In parts of Bangladesh, flooding makes it impossible to build permanent hospitals. But that doesn’t mean people can’t get healthcare.
Betty Nanozi was robbed of everything she owns, twice. Her cow was beaten to death. Her land was forcefully taken from her. Her child's life was threatened. All because she is a widow in Uganda.
In some cultures, the death of a husband has meant exile, vulnerability, and abuse. But bereaved women are beginning to fight back.
"Suggestible You: The Curious Science of Your Brain's Ability to Deceive, Transform, and Heal" is Pulitzer Center Grantee Erik Vance's new book.
Science is showing that how you feel isn’t just about what you eat, or do, or think. It’s about what you believe.
A tradition of metalworking has left a historic village contaminated with high doses of lead. Now the threat continues from battery recyclers spewing toxic smoke.

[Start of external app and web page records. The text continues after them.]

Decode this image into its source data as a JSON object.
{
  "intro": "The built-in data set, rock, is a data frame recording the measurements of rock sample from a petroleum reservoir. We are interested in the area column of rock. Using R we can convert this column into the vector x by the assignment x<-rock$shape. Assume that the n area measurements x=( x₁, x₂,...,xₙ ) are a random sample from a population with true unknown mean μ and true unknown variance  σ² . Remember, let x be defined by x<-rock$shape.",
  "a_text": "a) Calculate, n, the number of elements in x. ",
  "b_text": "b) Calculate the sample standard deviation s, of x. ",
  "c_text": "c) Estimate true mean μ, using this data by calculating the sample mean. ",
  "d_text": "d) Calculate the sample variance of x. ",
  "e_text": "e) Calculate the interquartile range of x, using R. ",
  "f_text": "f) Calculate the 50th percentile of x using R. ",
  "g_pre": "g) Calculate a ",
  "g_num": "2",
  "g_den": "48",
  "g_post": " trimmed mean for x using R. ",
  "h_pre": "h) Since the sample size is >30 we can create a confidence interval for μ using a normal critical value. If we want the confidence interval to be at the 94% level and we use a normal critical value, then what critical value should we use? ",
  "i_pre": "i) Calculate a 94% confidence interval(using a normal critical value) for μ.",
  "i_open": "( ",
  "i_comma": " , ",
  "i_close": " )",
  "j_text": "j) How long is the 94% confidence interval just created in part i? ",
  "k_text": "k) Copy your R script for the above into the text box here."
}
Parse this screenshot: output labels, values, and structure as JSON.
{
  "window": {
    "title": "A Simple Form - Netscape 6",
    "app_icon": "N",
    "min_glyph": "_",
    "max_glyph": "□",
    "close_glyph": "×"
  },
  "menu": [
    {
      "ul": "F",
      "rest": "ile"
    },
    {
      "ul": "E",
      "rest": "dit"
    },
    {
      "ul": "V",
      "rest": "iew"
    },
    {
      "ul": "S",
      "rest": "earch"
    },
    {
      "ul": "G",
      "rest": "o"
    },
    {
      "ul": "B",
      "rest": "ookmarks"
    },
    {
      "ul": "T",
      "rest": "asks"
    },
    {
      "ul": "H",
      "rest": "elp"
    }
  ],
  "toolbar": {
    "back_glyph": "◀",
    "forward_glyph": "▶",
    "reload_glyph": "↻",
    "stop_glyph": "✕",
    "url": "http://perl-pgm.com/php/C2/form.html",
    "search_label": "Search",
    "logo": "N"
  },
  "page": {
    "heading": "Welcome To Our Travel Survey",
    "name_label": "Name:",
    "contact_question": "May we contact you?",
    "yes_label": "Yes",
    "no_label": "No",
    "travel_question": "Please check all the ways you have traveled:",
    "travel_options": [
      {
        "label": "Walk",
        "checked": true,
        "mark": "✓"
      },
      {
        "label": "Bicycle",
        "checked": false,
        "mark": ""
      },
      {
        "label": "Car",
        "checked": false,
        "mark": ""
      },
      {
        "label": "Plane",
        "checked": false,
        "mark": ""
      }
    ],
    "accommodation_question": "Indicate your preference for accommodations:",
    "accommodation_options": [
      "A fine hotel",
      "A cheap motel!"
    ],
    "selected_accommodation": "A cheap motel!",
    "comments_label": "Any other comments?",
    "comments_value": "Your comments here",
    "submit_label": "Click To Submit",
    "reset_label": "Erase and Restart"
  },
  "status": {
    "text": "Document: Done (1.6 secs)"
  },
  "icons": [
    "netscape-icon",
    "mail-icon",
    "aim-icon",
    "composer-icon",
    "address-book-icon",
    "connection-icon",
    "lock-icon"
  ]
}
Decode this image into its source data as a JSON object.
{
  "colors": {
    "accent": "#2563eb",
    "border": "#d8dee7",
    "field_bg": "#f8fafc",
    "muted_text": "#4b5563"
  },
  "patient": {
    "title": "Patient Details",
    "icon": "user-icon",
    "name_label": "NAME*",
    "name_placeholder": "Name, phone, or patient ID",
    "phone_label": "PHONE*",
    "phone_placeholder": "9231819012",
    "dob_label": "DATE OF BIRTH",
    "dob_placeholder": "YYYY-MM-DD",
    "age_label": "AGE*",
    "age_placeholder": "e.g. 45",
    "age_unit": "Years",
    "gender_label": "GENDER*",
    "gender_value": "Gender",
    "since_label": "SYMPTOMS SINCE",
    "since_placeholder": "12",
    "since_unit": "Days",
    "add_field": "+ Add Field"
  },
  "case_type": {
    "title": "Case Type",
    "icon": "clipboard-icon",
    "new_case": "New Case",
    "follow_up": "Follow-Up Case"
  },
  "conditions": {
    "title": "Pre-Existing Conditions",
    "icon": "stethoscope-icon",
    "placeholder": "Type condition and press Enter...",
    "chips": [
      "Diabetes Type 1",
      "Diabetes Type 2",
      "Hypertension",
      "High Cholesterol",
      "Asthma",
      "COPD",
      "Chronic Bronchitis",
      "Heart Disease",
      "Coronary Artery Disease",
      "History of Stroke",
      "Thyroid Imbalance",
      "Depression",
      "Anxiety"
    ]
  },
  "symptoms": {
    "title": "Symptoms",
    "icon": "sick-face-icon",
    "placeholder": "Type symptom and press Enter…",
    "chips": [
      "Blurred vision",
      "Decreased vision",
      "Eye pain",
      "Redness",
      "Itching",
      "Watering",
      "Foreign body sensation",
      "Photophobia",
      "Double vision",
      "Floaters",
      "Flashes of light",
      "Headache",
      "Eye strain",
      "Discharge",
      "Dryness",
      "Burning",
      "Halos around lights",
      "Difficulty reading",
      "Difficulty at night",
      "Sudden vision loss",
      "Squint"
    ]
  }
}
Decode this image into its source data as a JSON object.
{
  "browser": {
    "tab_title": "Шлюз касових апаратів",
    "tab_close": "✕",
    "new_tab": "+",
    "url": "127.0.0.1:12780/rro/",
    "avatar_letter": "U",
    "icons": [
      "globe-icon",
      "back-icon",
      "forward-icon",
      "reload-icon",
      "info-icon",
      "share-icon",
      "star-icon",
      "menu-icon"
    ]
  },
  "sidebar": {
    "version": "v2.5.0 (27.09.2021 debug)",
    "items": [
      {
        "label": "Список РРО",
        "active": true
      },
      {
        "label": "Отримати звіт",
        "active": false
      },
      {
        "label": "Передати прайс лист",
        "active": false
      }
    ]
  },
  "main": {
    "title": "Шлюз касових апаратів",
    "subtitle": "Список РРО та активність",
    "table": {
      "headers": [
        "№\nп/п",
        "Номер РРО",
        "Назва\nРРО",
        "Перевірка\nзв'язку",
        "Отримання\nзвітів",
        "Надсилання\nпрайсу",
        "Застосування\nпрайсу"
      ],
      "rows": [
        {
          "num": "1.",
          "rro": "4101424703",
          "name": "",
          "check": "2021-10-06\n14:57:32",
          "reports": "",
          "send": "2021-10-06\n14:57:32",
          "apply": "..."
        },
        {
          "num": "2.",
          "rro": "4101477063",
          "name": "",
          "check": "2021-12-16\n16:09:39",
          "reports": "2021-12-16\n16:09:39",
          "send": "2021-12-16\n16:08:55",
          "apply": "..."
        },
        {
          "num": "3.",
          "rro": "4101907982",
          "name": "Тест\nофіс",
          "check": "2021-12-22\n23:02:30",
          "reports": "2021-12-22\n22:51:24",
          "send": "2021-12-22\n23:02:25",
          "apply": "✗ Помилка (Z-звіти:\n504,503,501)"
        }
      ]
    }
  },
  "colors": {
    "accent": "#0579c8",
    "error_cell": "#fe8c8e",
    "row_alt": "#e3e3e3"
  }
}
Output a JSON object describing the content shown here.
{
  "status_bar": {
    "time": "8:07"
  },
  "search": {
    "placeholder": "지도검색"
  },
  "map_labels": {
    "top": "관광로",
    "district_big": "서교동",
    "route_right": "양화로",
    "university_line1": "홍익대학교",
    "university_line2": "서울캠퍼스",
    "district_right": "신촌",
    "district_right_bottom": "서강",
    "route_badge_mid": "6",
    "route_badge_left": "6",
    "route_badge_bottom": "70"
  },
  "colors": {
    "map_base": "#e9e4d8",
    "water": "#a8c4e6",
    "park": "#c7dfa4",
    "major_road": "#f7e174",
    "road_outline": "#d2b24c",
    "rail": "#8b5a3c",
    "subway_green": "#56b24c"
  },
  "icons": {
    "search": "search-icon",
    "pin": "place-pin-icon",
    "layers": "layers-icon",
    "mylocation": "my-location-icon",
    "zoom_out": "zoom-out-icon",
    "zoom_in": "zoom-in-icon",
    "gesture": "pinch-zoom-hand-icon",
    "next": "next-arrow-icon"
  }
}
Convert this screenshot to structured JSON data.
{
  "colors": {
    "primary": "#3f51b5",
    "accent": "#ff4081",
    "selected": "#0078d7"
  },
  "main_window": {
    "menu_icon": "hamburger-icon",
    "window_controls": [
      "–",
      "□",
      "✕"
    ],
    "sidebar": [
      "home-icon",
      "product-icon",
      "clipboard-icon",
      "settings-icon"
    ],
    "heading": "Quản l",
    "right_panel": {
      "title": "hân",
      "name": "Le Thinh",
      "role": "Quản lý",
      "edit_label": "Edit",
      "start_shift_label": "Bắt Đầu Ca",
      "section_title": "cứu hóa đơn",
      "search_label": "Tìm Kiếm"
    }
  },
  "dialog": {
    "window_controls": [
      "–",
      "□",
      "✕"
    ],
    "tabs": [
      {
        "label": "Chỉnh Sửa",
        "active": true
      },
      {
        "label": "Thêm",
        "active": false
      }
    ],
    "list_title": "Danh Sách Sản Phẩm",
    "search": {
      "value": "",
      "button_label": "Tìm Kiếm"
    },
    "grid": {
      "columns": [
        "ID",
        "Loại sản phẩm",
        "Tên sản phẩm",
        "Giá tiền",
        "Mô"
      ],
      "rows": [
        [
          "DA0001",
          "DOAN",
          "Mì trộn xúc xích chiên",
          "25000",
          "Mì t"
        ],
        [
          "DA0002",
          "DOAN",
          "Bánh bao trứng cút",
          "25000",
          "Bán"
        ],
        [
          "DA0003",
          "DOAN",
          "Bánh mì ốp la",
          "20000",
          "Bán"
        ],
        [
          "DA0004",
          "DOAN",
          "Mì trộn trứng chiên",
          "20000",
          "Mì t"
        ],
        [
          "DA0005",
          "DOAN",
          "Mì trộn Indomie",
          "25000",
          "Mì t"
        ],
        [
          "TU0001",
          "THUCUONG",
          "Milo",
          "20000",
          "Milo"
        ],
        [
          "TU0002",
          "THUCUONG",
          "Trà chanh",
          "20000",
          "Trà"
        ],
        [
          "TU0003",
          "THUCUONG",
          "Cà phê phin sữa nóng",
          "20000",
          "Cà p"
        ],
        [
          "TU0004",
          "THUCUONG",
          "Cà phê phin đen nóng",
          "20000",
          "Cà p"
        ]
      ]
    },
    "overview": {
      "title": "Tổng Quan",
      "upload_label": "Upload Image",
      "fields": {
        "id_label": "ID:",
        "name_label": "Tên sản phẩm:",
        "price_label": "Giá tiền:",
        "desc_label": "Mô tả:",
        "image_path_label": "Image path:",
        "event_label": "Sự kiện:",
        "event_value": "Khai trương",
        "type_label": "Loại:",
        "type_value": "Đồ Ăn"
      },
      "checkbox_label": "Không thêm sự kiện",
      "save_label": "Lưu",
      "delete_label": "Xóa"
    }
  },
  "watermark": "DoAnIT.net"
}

Mercury waste from small-scale gold mining contaminates air, water and food to sicken and kill. In a series on global pollution, we look at mercury's deadly toll, especially on the young.
A personal story of redemption in Ciudad Juarez, Mexico, formerly one of the most violent cities in the world.
Serge Rwigamba is the head guide at the Kigali Genocide Memorial in Rwanda, a role he finds therapeutic. Like any job though, it comes with its quirks, characters, and challenges.
Millions of Syrians escape an apocalyptic civil war, creating a historic crisis.
In Haiti and the Dominican Republic, two lakes are flooding farmland, swallowing communities and leading to deforestation.
Daniella Zalcman explores the legacy of Canada’s Indian Residential Schools. In interviews with the people she met, Zalcman heard stories of routine sexual and physical assault.